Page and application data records
—————
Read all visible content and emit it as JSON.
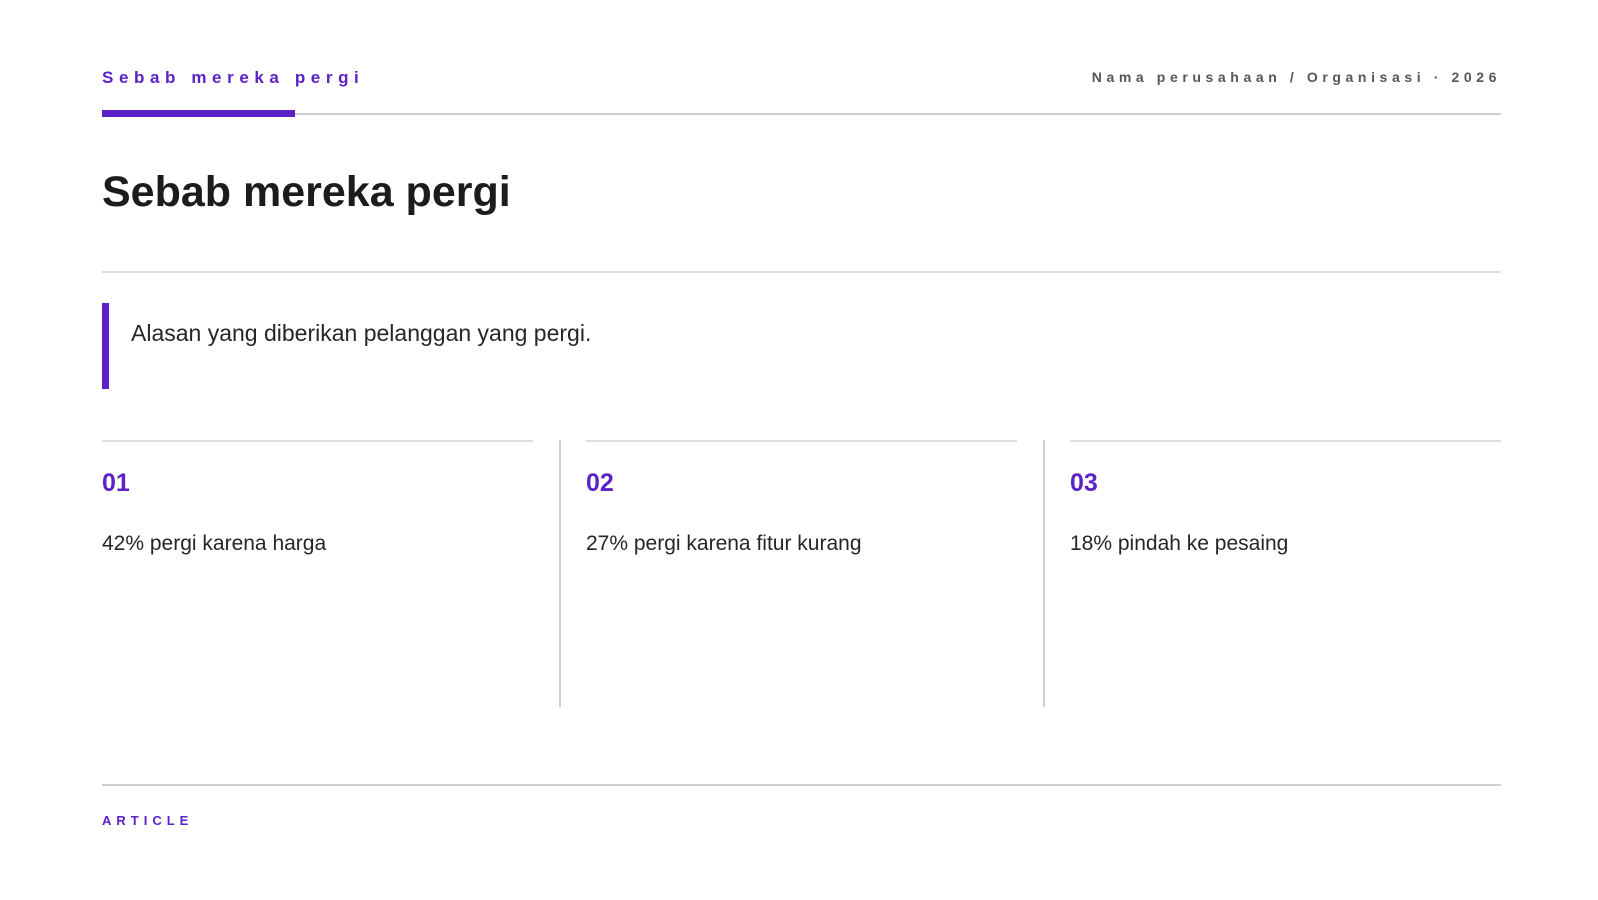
{
  "header": {
    "kicker": "Sebab mereka pergi",
    "organization": "Nama perusahaan / Organisasi · 2026"
  },
  "title": "Sebab mereka pergi",
  "quote": "Alasan yang diberikan pelanggan yang pergi.",
  "cards": [
    {
      "number": "01",
      "text": "42% pergi karena harga"
    },
    {
      "number": "02",
      "text": "27% pergi karena fitur kurang"
    },
    {
      "number": "03",
      "text": "18% pindah ke pesaing"
    }
  ],
  "footer": {
    "label": "ARTICLE"
  },
  "colors": {
    "accent": "#5b22c7",
    "text": "#1c1c1e",
    "muted": "#55555a",
    "rule": "#cfcfd3"
  }
}
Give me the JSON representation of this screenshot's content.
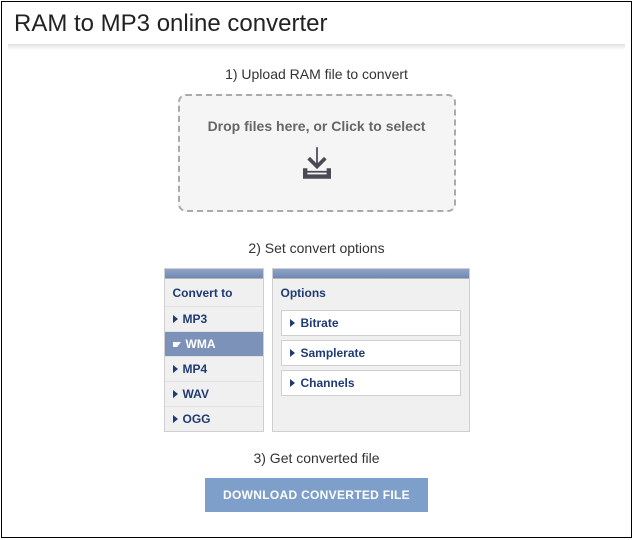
{
  "title": "RAM to MP3 online converter",
  "step1": {
    "label": "1) Upload RAM file to convert",
    "dropText": "Drop files here, or Click to select"
  },
  "step2": {
    "label": "2) Set convert options",
    "convertTitle": "Convert to",
    "formats": [
      "MP3",
      "WMA",
      "MP4",
      "WAV",
      "OGG"
    ],
    "activeFormat": "WMA",
    "optionsTitle": "Options",
    "options": [
      "Bitrate",
      "Samplerate",
      "Channels"
    ]
  },
  "step3": {
    "label": "3) Get converted file",
    "button": "DOWNLOAD CONVERTED FILE"
  }
}
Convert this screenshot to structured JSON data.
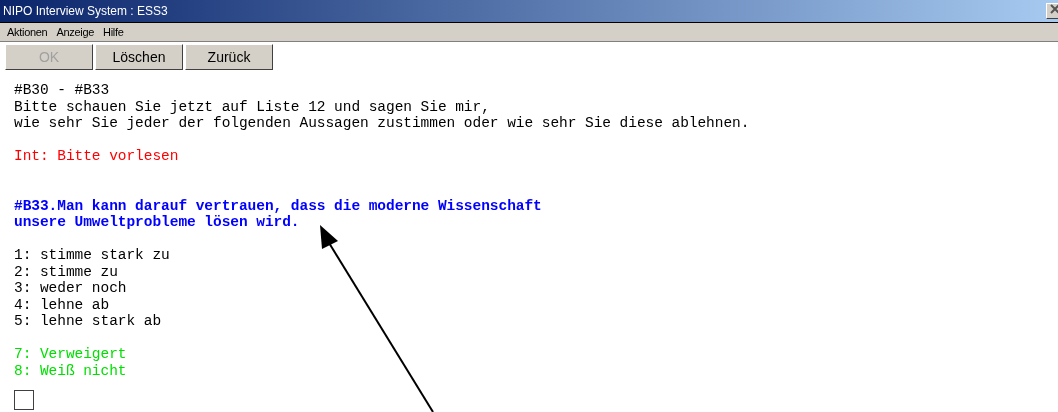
{
  "window": {
    "title": "NIPO Interview System : ESS3"
  },
  "menu": [
    "Aktionen",
    "Anzeige",
    "Hilfe"
  ],
  "buttons": [
    {
      "label": "OK",
      "disabled": true
    },
    {
      "label": "Löschen",
      "disabled": false
    },
    {
      "label": "Zurück",
      "disabled": false
    }
  ],
  "blocks": [
    {
      "kind": "text",
      "lines": [
        "#B30 - #B33",
        "Bitte schauen Sie jetzt auf Liste 12 und sagen Sie mir,",
        "wie sehr Sie jeder der folgenden Aussagen zustimmen oder wie sehr Sie diese ablehnen."
      ]
    },
    {
      "kind": "instruction",
      "lines": [
        "Int: Bitte vorlesen"
      ]
    },
    {
      "kind": "question",
      "lines": [
        "#B33.Man kann darauf vertrauen, dass die moderne Wissenschaft",
        "unsere Umweltprobleme lösen wird."
      ]
    },
    {
      "kind": "options",
      "lines": [
        "1: stimme stark zu",
        "2: stimme zu",
        "3: weder noch",
        "4: lehne ab",
        "5: lehne stark ab"
      ]
    },
    {
      "kind": "special",
      "lines": [
        "7: Verweigert",
        "8: Weiß nicht"
      ]
    }
  ]
}
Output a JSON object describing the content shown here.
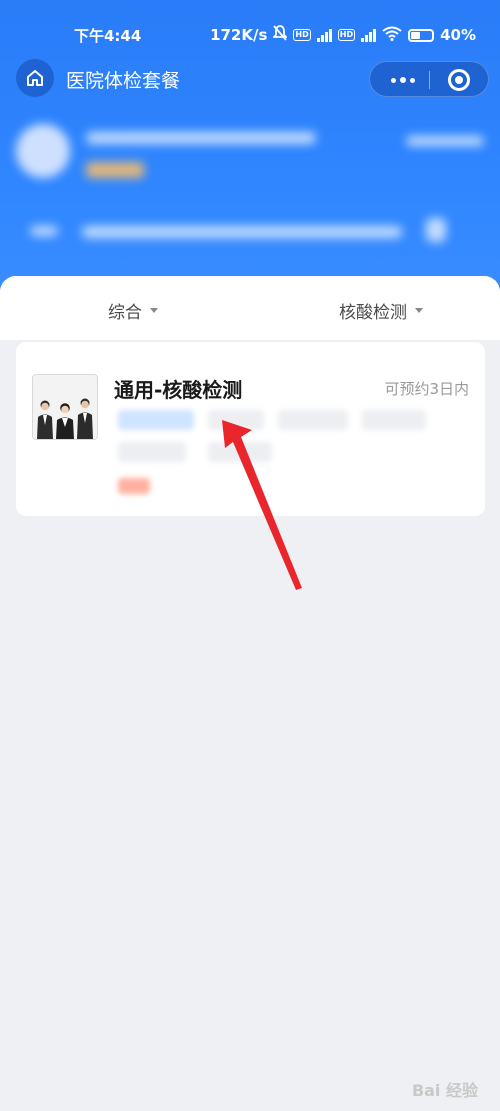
{
  "status_bar": {
    "time": "下午4:44",
    "network_speed": "172K/s",
    "battery": "40%"
  },
  "nav": {
    "title": "医院体检套餐"
  },
  "filters": {
    "sort_label": "综合",
    "category_label": "核酸检测"
  },
  "package_card": {
    "title": "通用-核酸检测",
    "availability": "可预约3日内"
  },
  "watermark": "Bai 经验",
  "colors": {
    "header_blue": "#2f86ff",
    "capsule_blue": "#1f63d2",
    "annotation_red": "#e8262b"
  }
}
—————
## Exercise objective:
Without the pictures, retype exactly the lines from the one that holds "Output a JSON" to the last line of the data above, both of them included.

## Task output:
Output a JSON object describing the content shown here.
{
  "status_bar": {
    "time": "下午4:44",
    "network_speed": "172K/s",
    "battery": "40%"
  },
  "nav": {
    "title": "医院体检套餐"
  },
  "filters": {
    "sort_label": "综合",
    "category_label": "核酸检测"
  },
  "package_card": {
    "title": "通用-核酸检测",
    "availability": "可预约3日内"
  },
  "watermark": "Bai 经验",
  "colors": {
    "header_blue": "#2f86ff",
    "capsule_blue": "#1f63d2",
    "annotation_red": "#e8262b"
  }
}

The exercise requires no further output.